Spiritual Ministries Classes: Awakening the Soul

Spiritual awakenings can be complicated, profound, and nothing short of life-changing. This process can take some time and trial and error, but the benefits are well worth it!

If you’re experiencing mind-blowing synchronicities or feeling like you have the gift of deja vu, these can be signs that your soul is awakening.

Spiritual Direction

One of the most important spiritual practices is finding a spiritual director. This person will discuss your life journey with Christ in a sacred space.

The goal is to help you find ways to connect with God in all areas of your life. This conversation can be an hour-long meeting in some quiet, private setting or occur regularly in your everyday life. This is referred to as spiritual accompaniment and is also known as a soul friend or ‘anam care in Christian Celtic tradition.

Students in this class will be taught a variety of contemplative practices, including, but not limited to, centering prayer, pilgrimage, meditation, and labyrinth walking. In addition, spiritual ministries Memphis TN will cultivate their sensitivities and skills for facilitating group spiritual direction.

Spiritual Gifts

When the Holy Spirit gives a gift to believers, it is a special grace meant for the church’s improvement. Yet misunderstandings and misuse of spiritual gifts can cause division within the church, as we see in Paul’s letters to the Corinthians.

The gifts are grouped into categories. For example, the “evangelism” gifts teach others about Christ and encourage faith. “Miracle” gifts restore people physically, emotionally, mentally, or spiritually. The “administration” gifts help organize and direct the various ministries of the church, while the “service” gifts care for the needs of church members as well as those in need outside the church (see Romans 12:8-10; 1 Corinthians 12:28).

Each person has abilities God gave them. The key is to discover and use them to serve and love others.


It’s easy to overcomplicate prayer. There is undoubtedly a place for detailed, theologically precise definitions of prayer. But in its most basic form, prayer is talking with God.

Prayer may be a personal or corporate act, using many forms and techniques. It may be sung, spoken, or read aloud. It may involve body postures with specific meanings (mainly respect and adoration). It can be silent or vocal, with or without music.

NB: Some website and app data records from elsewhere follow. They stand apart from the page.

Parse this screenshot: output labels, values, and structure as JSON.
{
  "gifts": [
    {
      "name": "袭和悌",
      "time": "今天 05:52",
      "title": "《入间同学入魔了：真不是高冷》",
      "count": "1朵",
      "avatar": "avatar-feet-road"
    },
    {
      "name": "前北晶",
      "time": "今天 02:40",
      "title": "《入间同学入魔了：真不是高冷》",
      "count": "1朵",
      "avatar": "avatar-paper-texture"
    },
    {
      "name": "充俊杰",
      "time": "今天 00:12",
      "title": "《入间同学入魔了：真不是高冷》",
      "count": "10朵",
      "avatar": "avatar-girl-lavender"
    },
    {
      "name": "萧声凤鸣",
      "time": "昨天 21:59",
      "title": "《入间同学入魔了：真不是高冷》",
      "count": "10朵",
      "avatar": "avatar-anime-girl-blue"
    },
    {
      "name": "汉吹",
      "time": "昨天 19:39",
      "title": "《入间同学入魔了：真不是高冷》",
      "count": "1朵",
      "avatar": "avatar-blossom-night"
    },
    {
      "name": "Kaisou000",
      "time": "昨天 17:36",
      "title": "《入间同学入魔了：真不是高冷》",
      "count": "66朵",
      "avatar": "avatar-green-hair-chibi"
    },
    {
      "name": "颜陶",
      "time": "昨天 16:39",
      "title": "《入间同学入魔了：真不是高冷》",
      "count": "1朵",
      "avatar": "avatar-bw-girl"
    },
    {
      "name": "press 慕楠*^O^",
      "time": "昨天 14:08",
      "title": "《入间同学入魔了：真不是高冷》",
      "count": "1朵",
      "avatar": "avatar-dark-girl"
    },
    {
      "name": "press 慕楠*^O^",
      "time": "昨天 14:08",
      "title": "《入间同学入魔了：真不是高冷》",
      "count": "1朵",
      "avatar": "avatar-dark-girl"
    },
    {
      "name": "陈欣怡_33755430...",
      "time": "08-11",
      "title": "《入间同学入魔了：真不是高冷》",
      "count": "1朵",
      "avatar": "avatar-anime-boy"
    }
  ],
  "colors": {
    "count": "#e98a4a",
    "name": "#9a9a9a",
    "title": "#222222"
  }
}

Prayer is a response to the holiness of God, who is revealed in Scripture as the one to whom we pray. The ultimate purpose of prayer is to align our lives more closely with God’s covenant grace and goals. It’s about a relationship with Jesus, and it’s about a transformation of duty into delight.


In a world where people are overwhelmed with stimuli, meditation offers a space for quiet reflection and relaxation. It activates and strengthens neural pathways in the brain to connect us with our inner strength and wisdom.

Meditating has a long history in many traditions, including Christianity. It has also been shown to have scientific benefits, such as reducing stress and anxiety and improving cognitive functioning.

Students explore formative spirituality practices, including contemplative/centering prayer, meditation, pilgrimage and retreat, sacred reading and writing, mindfulness, creative expression, and the labyrinth. Students choose one spiritual practice to engage in throughout the semester. 


Students learn to develop class community. This is particularly important for first-year students, who often come to campus knowing very few people. Jesus understood the value of community and frequently gathered His disciples together. He also modeled how the community can bring about life change.

Spiritual qualities that encourage and facilitate community building can be expressed individually, in small groups and organizations, in neighborhoods and villages, and even in entire communities and societies. They can also be employed in various community sectors and settings, such as government, education, health care, workplaces, human services, criminal justice, the arts, and media.

Developing a community requires a certain amount of wisdom and instruction. This course is designed to offer that education. It examines critical ministry and educational philosophies. It will also explore biblical and historical models and principles for church leadership.